China’s industrial sectors have an approximate consumption amounting to 70% of the aggregate power of the entire country. Investigating the driving forces of the decline in the energy intensity is essential for accelerating China’s conversion into a low-carbon economy. Nowadays, there has been no agreement as yet when it comes to the impacts of China’s industrial sectors on energy intensity. The current research work studies the impacts of key driving forces, in particular foreign as well as indigenous innovations, on China’s industrial energy intensity in 34 industrial sectors between 2000 and 2010. Linear and nonlinear analysis methodologies are put to use. The linear empirical findings show that indigenous innovation primarily contributes to driving down the industrial energy intensity across the sampling duration. The foreign innovations, which take the shape of FDI as well as imports, are seen as benefiting the decline in industrial energy intensity; on the other hand, exports ramp up the industrial energy intensity. An additional investigation, on the basis of the panel threshold framework, indicates that the impact of foreign innovations by means of openness as well as industrial energy intensity has an association with the technological absorptive potential. The empirical evidence puts forward some pivotal inferences for policymakers with regard to China’s declining industrial energy intensity—for instance, exploitation of the maximum benefit associated with the technology spillovers; in addition, it is important to take into consideration the attributes and scenarios that impact industrial energy intensity.

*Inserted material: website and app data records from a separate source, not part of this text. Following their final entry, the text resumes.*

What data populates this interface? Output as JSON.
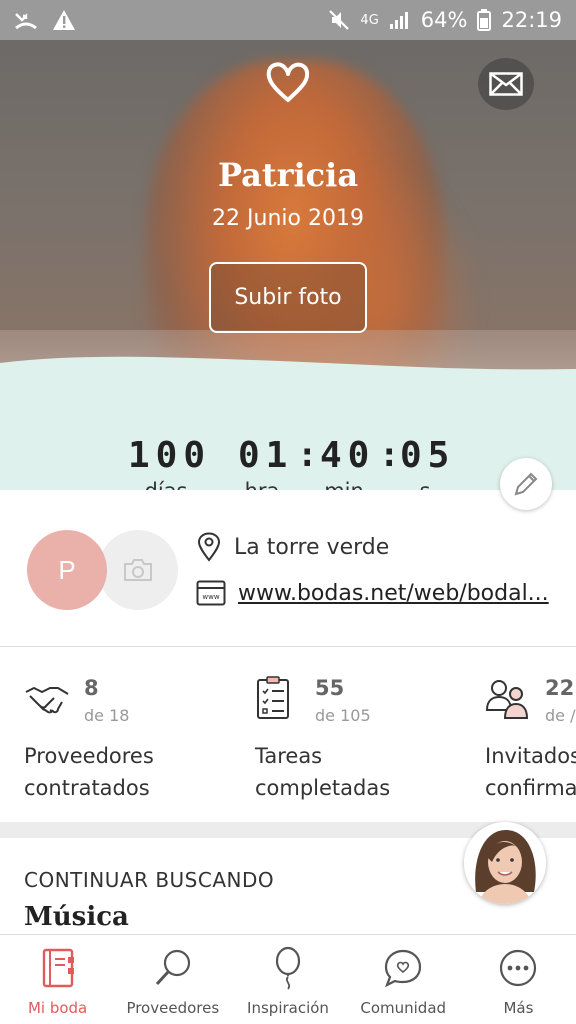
{
  "statusbar": {
    "battery": "64%",
    "time": "22:19",
    "network": "4G"
  },
  "hero": {
    "name": "Patricia",
    "date": "22 Junio 2019",
    "upload_label": "Subir foto"
  },
  "countdown": {
    "days": "100",
    "hours": "01",
    "minutes": "40",
    "seconds": "05",
    "days_label": "días",
    "hours_label": "hra",
    "minutes_label": "min",
    "seconds_label": "s"
  },
  "profile": {
    "initial": "P",
    "location": "La torre verde",
    "website": "www.bodas.net/web/bodal..."
  },
  "stats": [
    {
      "value": "8",
      "total": "de 18",
      "label_1": "Proveedores",
      "label_2": "contratados",
      "icon": "handshake-icon"
    },
    {
      "value": "55",
      "total": "de 105",
      "label_1": "Tareas",
      "label_2": "completadas",
      "icon": "checklist-icon"
    },
    {
      "value": "22",
      "total": "de /",
      "label_1": "Invitados",
      "label_2": "confirma",
      "icon": "guests-icon"
    }
  ],
  "continue": {
    "title": "CONTINUAR BUSCANDO",
    "subtitle": "Música"
  },
  "nav": [
    {
      "label": "Mi boda",
      "icon": "notebook-icon",
      "active": true
    },
    {
      "label": "Proveedores",
      "icon": "search-icon"
    },
    {
      "label": "Inspiración",
      "icon": "balloon-icon"
    },
    {
      "label": "Comunidad",
      "icon": "chat-heart-icon"
    },
    {
      "label": "Más",
      "icon": "more-icon"
    }
  ],
  "colors": {
    "accent": "#e25b5b",
    "mint": "#dff1ec",
    "avatar": "#eab0aa"
  }
}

This is an open access article distributed under the Creative Commons Attribution License
which permits unrestricted use, distribution, and reproduction in any medium, provided the original work is properly cited